When I moved to Wellington in May I gained nearly 2 kilos. To some this may seem miniscule but when you consider that 40% of people who have my surgery regain all their weight it becomes a matter of grave relevance. Increased exercise and a renewed dedication to what I ate shifted the extra weight in just shy of three weeks.
Today I weigh just 61.5kg (44.8kg less than when I started this journey). I am confident, happy, bubbly, and my depression and social anxiety has lifted. 12 months ago I couldn’t bring myself to move out of my parents’ house; less than 2 months ago I moved to Wellington alone and without a job. I credit the opportunities my surgery gave me with the landslide changes in my life and attitude. I took those opportunities and ran with them and it has made all the difference. I am re-invented and it is wonderful.

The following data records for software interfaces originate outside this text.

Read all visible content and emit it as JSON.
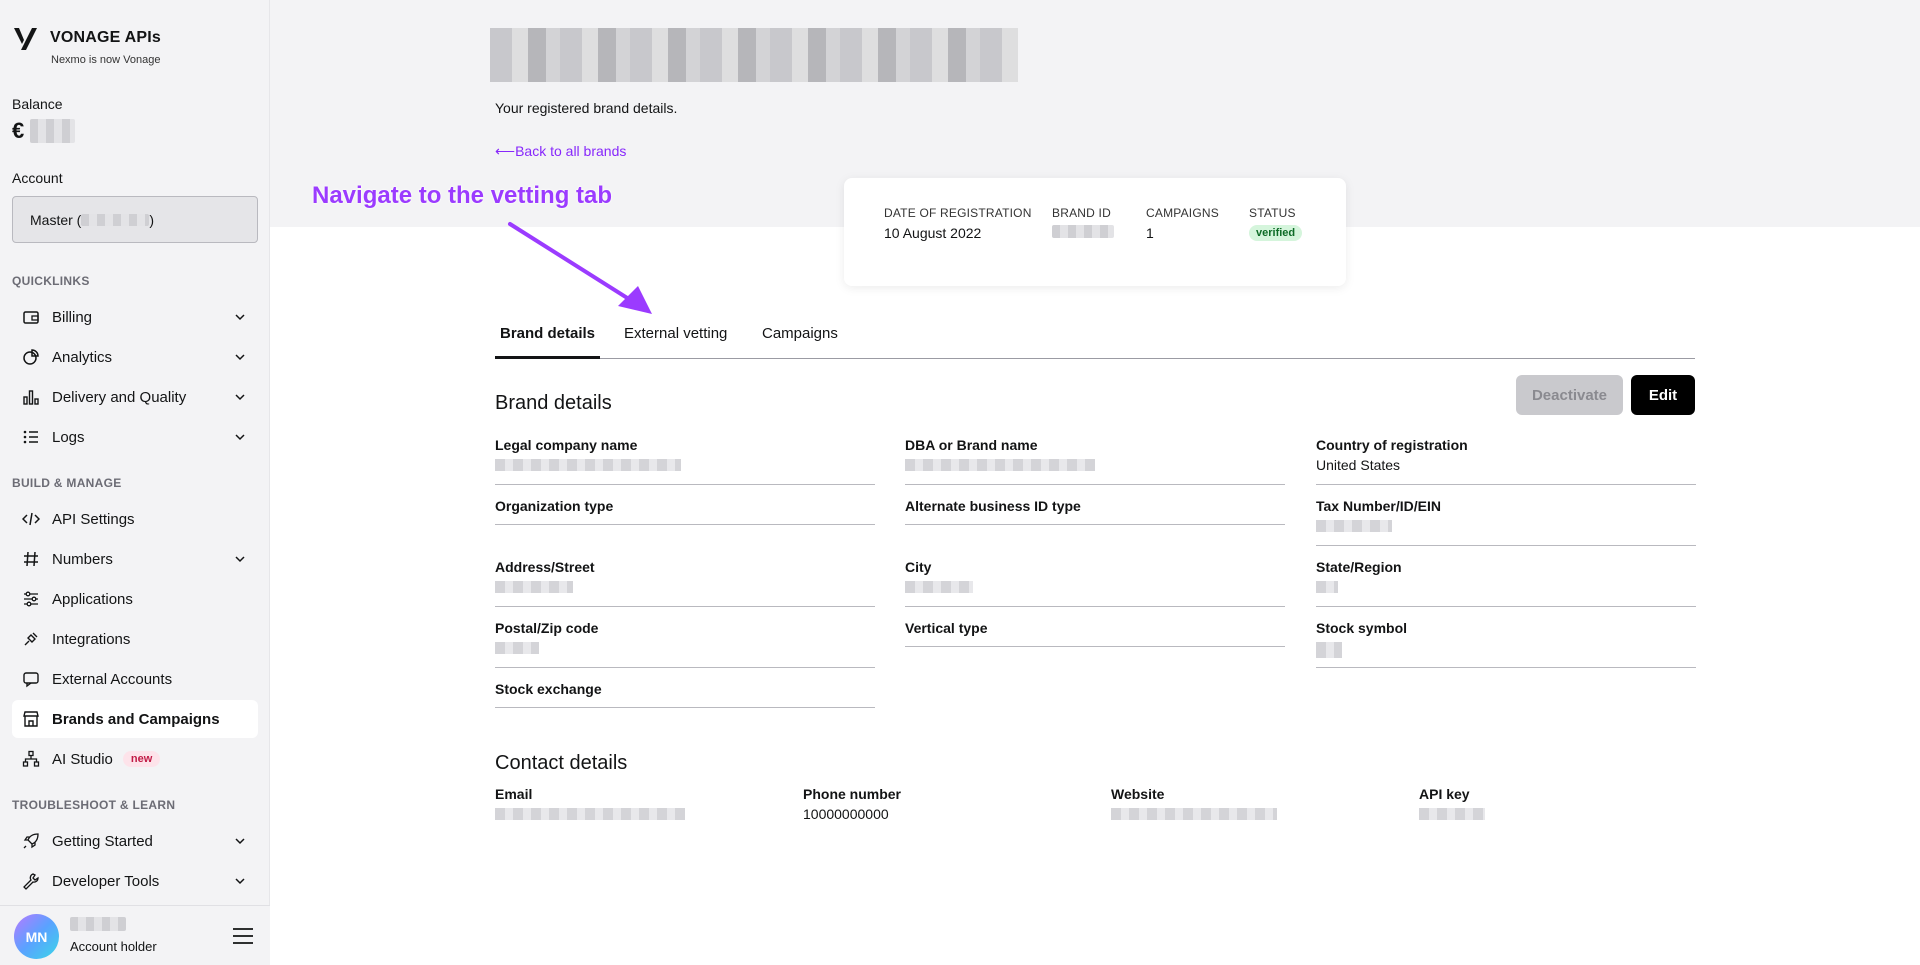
{
  "sidebar": {
    "brand": "VONAGE APIs",
    "brand_sub": "Nexmo is now Vonage",
    "balance_label": "Balance",
    "currency": "€",
    "account_label": "Account",
    "account_value": "Master (",
    "account_value_end": ")",
    "sections": {
      "quicklinks": "QUICKLINKS",
      "build": "BUILD & MANAGE",
      "troubleshoot": "TROUBLESHOOT & LEARN"
    },
    "items": {
      "billing": "Billing",
      "analytics": "Analytics",
      "delivery": "Delivery and Quality",
      "logs": "Logs",
      "api_settings": "API Settings",
      "numbers": "Numbers",
      "applications": "Applications",
      "integrations": "Integrations",
      "external_accounts": "External Accounts",
      "brands": "Brands and Campaigns",
      "ai_studio": "AI Studio",
      "ai_badge": "new",
      "getting_started": "Getting Started",
      "developer_tools": "Developer Tools"
    },
    "user": {
      "initials": "MN",
      "role": "Account holder"
    }
  },
  "header": {
    "subtitle": "Your registered brand details.",
    "back_link": "Back to all brands"
  },
  "summary": {
    "date_label": "DATE OF REGISTRATION",
    "date_value": "10 August 2022",
    "brand_id_label": "BRAND ID",
    "campaigns_label": "CAMPAIGNS",
    "campaigns_value": "1",
    "status_label": "STATUS",
    "status_value": "verified"
  },
  "annotation": "Navigate to the vetting tab",
  "tabs": {
    "brand_details": "Brand details",
    "external_vetting": "External vetting",
    "campaigns": "Campaigns"
  },
  "brand_section": {
    "title": "Brand details",
    "deactivate": "Deactivate",
    "edit": "Edit",
    "fields": {
      "legal_name": "Legal company name",
      "dba": "DBA or Brand name",
      "country": "Country of registration",
      "country_value": "United States",
      "org_type": "Organization type",
      "alt_id": "Alternate business ID type",
      "tax": "Tax Number/ID/EIN",
      "address": "Address/Street",
      "city": "City",
      "state": "State/Region",
      "postal": "Postal/Zip code",
      "vertical": "Vertical type",
      "stock_symbol": "Stock symbol",
      "stock_exchange": "Stock exchange"
    }
  },
  "contact_section": {
    "title": "Contact details",
    "email": "Email",
    "phone": "Phone number",
    "phone_value": "10000000000",
    "website": "Website",
    "api_key": "API key"
  }
}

Here’s to another 12 months of happiness and success.
I thought about blogging this a while ago and never did. So now I’ll do it before I leave it any longer and there’s even more to write about. There is a bit to catch up on!
Why? Why would anyone want to go through this process and donate their eggs to complete strangers? Well, my answer back has often been why not? I’m 28, single (have been for a while!) and not planning on using my eggs any time soon. If I end up having kids one day it’s still going to be a while away. So why not give the to a couple who want to have a baby?
I got asked at the first counselling appointment I went to if I was attached to my eggs at all (actual WTF?) No, I’m not, I get a period every month and it end up down the toilet.
So I started this process back in December when I first got in contact with Fertility Associates. I had seen a couple on the news who were looking for an egg donor and thought that was something that I could potentially do. I looked at all the information available and had a good read. I emailed my enquiry off. They emailed back with a bunch of information attached (what I had already read) saying someone would be in contact in a couple of weeks once I had read the attached information. Who doesn’t look into it first? Not me! So I emailed back saying that I would be happy to be contacted sooner. I got a phone call a day or two later and spoke to a lovely lady who is one of the donor egg coordinators in Auckland. After chatting with her I was sent for a bunch of blood tests. 8 tubes of blood later they were able to see I’m healthy, have normal egg reserve levels for my age and good news, don’t have any nasty diseases!
What next? The next step took me to see a counsellor and doctor at the clinic at the start of this year. They were there to make sure I was healthy physically and mentally. It was also a chance to make sure I understood the legal aspects, and everything the process involved. The doctor also scanned my ovaries, the best way to get a good look is with an ultrasound up my vagina. There is a TV screen at the end of the bed so I could see the scan at the same time. This, combined with the fact nothing like this bothers me, and doctors terrible hair dye job gave me the giggles! As a former practice nurse I have looked up hundreds of vaginas, I have no issues!
After this appointment I was sent a profile of a couple to look at. This was the same couple who had been on the news. I wasn’t necessarily looking to donate to them, but feel like I was kinda talked into potentially donating to the since I was one of their best options in terms of age and egg reserve levels.
So way back at the beginning of March this couple had my profile (which I had to fill out about myself) and some others, and had to decide who they were going to use. March went by, so did April, and then May. I get that it’s a big decision, but does it take that long? Right from the start it didn’t necessarily feel like it was the right thing with this couple. So when they were asking to be given until the end of May to make their decision I pulled out. I just knew something wasn’t right. It had already taken much longer than I expected, and I was ready to get things moving.